...if you're not asking for focused feedback, then you're asking your reader to consider (and evaluate) every potential aspect of your writing. That's overwhelming.
So, how do you ask for focused feedback? It's simple: think of yourself as that student who mostly understands the content, but might not be totally confident in a certain aspect of it. Hopefully, you do understand most of your own writing. But maybe something feels a little unpolished. Maybe you're worried about the pacing, characterization, dialogue, or something simple like overusing em dashes. This is what feedback is for. Ask your readers to pay attention to those specific points that you're worried about.
If you don't know what to ask--either because nothing feels problematic or everything does--then you're probably not ready for feedback. You need to understand your own writing well enough to know how it can potentially be improved. To bring this back to the ZPD, consider how confident you are with your work:
If you're overwhelmed with potential improvements to the point where you want your reader to focus on everything (or, worse yet, you're hoping they'll fix it for you), then you might be struggling with too much to see one clear path for improvement. Either revise that draft or shift to a different project that's more manageable. Or, if you really want to capitalize on a learning opportunity, pick one or two facets of writing for your reader to respond to, regardless of anything else they see. This at least gives you a skill to identify and work on, going forward.
If you think you have a polished story without any room for improvement... well, what are you seeking feedback for? Seriously, if you just want compliments, then you might as well start looking to publish. On the other hand, if you're both confident in your work and humbly looking to improve it further, then think big. Ask readers to evaluate your pacing, plot arc, character dynamics, etc. Even if you love what you have, choose something for others to critically evaluate.
If you're mostly happy with your story, but can see certain aspects of it that might not be totally effective, then you're in the ZPD. You're ready to ask those focused questions and learn from the focused feedback you receive.
Of course, all of this hinges upon the feedback being valuable. That means having a reader whose judgment you trust and who understands the craft well enough themselves to offer feedback that's insightful, relevant, and actionable. But that's a topic for another day.

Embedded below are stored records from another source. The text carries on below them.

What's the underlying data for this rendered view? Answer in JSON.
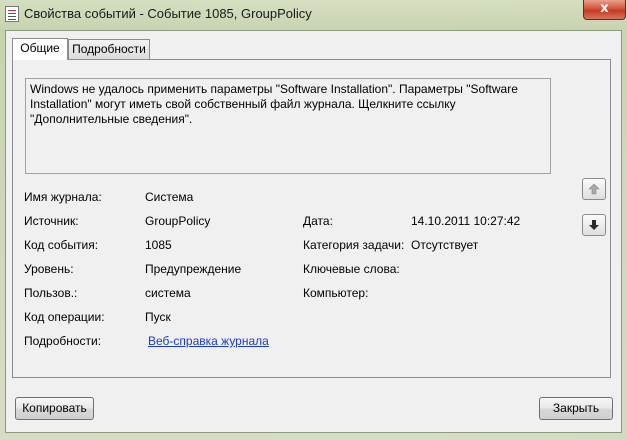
{
  "window": {
    "title": "Свойства событий - Событие 1085, GroupPolicy",
    "close_glyph": "x"
  },
  "tabs": [
    {
      "label": "Общие",
      "active": true
    },
    {
      "label": "Подробности",
      "active": false
    }
  ],
  "description": "Windows не удалось применить параметры \"Software Installation\". Параметры \"Software Installation\" могут иметь свой собственный файл журнала. Щелкните ссылку \"Дополнительные сведения\".",
  "fields": {
    "log_name": {
      "label": "Имя журнала:",
      "value": "Система"
    },
    "source": {
      "label": "Источник:",
      "value": "GroupPolicy"
    },
    "event_id": {
      "label": "Код события:",
      "value": "1085"
    },
    "level": {
      "label": "Уровень:",
      "value": "Предупреждение"
    },
    "user": {
      "label": "Пользов.:",
      "value": "система"
    },
    "opcode": {
      "label": "Код операции:",
      "value": "Пуск"
    },
    "more_info": {
      "label": "Подробности:",
      "value": "Веб-справка журнала"
    },
    "date": {
      "label": "Дата:",
      "value": "14.10.2011 10:27:42"
    },
    "task_category": {
      "label": "Категория задачи:",
      "value": "Отсутствует"
    },
    "keywords": {
      "label": "Ключевые слова:",
      "value": ""
    },
    "computer": {
      "label": "Компьютер:",
      "value": ""
    }
  },
  "nav": {
    "up_icon": "arrow-up-icon",
    "down_icon": "arrow-down-icon"
  },
  "buttons": {
    "copy": "Копировать",
    "close": "Закрыть"
  },
  "colors": {
    "link": "#1a3bd1",
    "close_button": "#c23a22"
  }
}
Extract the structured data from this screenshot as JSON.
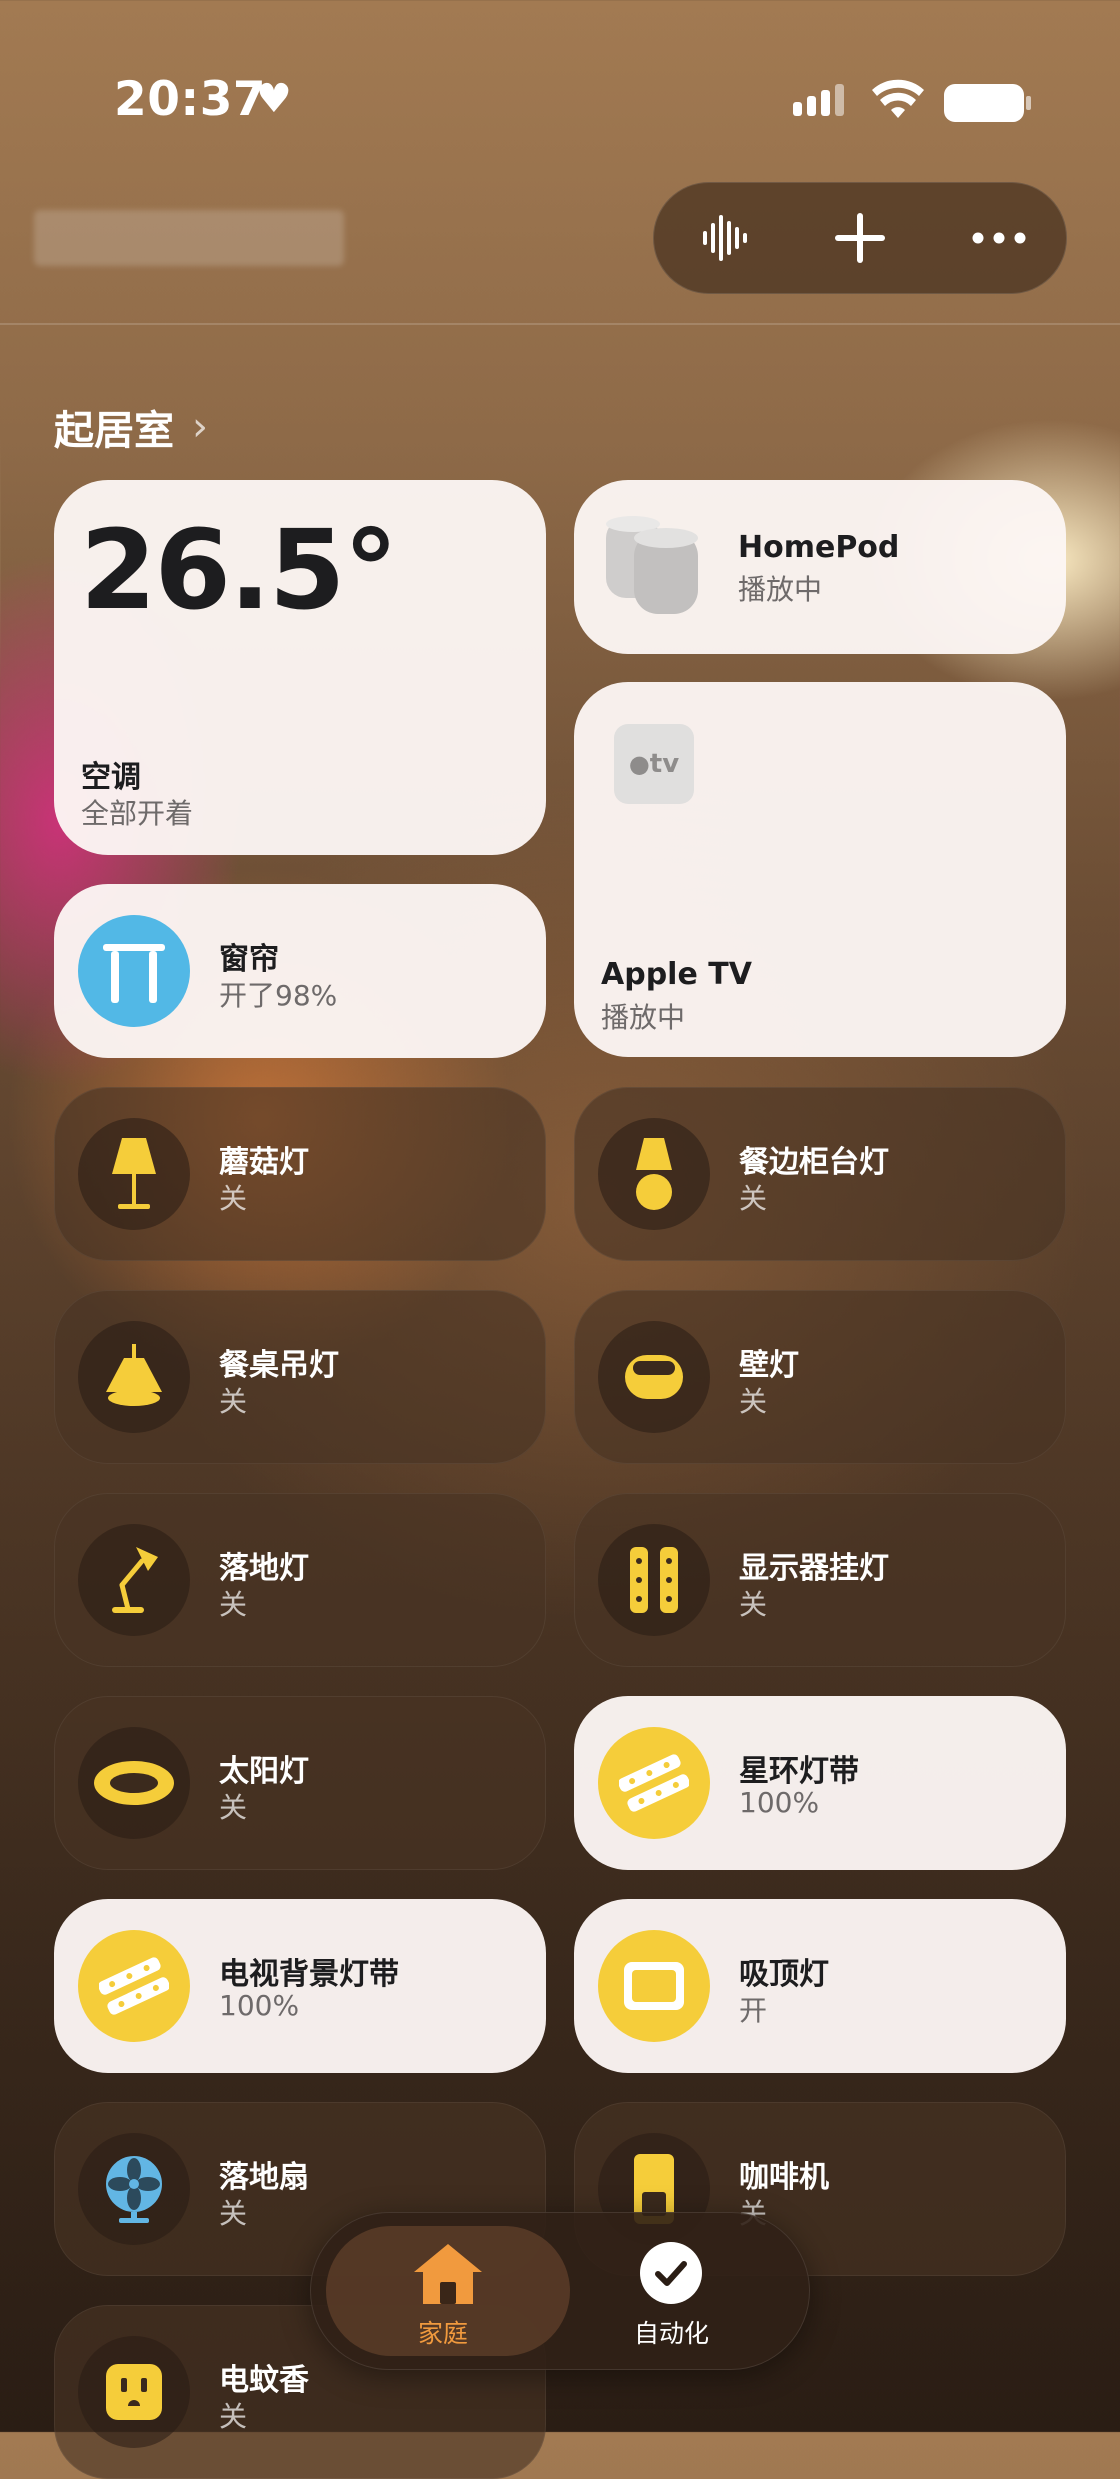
{
  "status_bar": {
    "time": "20:37"
  },
  "header": {
    "icons": [
      "voice-waveform-icon",
      "plus-icon",
      "more-icon"
    ]
  },
  "room": {
    "title": "起居室"
  },
  "tiles": [
    {
      "name": "空调",
      "state": "全部开着",
      "value": "26.5°",
      "icon": "thermostat",
      "on": true
    },
    {
      "name": "HomePod",
      "state": "播放中",
      "icon": "homepod-icon",
      "on": true
    },
    {
      "name": "Apple TV",
      "state": "播放中",
      "icon": "appletv-icon",
      "icon_text": "tv",
      "on": true
    },
    {
      "name": "窗帘",
      "state": "开了98%",
      "icon": "curtain-icon",
      "on": true
    },
    {
      "name": "蘑菇灯",
      "state": "关",
      "icon": "table-lamp-icon",
      "on": false
    },
    {
      "name": "餐边柜台灯",
      "state": "关",
      "icon": "lamp-icon",
      "on": false
    },
    {
      "name": "餐桌吊灯",
      "state": "关",
      "icon": "pendant-lamp-icon",
      "on": false
    },
    {
      "name": "壁灯",
      "state": "关",
      "icon": "wall-light-icon",
      "on": false
    },
    {
      "name": "落地灯",
      "state": "关",
      "icon": "desk-lamp-icon",
      "on": false
    },
    {
      "name": "显示器挂灯",
      "state": "关",
      "icon": "light-strip-icon",
      "on": false
    },
    {
      "name": "太阳灯",
      "state": "关",
      "icon": "ring-light-icon",
      "on": false
    },
    {
      "name": "星环灯带",
      "state": "100%",
      "icon": "light-strip-icon",
      "on": true
    },
    {
      "name": "电视背景灯带",
      "state": "100%",
      "icon": "light-strip-icon",
      "on": true
    },
    {
      "name": "吸顶灯",
      "state": "开",
      "icon": "ceiling-light-icon",
      "on": true
    },
    {
      "name": "落地扇",
      "state": "关",
      "icon": "fan-icon",
      "on": false
    },
    {
      "name": "咖啡机",
      "state": "关",
      "icon": "coffee-machine-icon",
      "on": false
    },
    {
      "name": "电蚊香",
      "state": "关",
      "icon": "outlet-icon",
      "on": false
    }
  ],
  "tabbar": {
    "tabs": [
      {
        "label": "家庭",
        "icon": "home-icon",
        "active": true
      },
      {
        "label": "自动化",
        "icon": "automation-clock-icon",
        "active": false
      }
    ]
  },
  "colors": {
    "accent_on": "#f5cd3a",
    "curtain_blue": "#52b8e6",
    "tab_active": "#f19a3e"
  }
}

**The goal of a feedback provider is, of course, to help you improve. In this way, we can think of them as having a similar role to a teacher or mentor. However, the power dynamics between a writer and a critical reader shouldn't be so firmly ingrained. Feedback is always a suggestion to be accepted or rejected, and neither party's ego should be tied to this fact. Maintain a growth mindset and embrace criticism, but also acknowledge that no feedback--not even from a seasoned writer--is sacrosanct.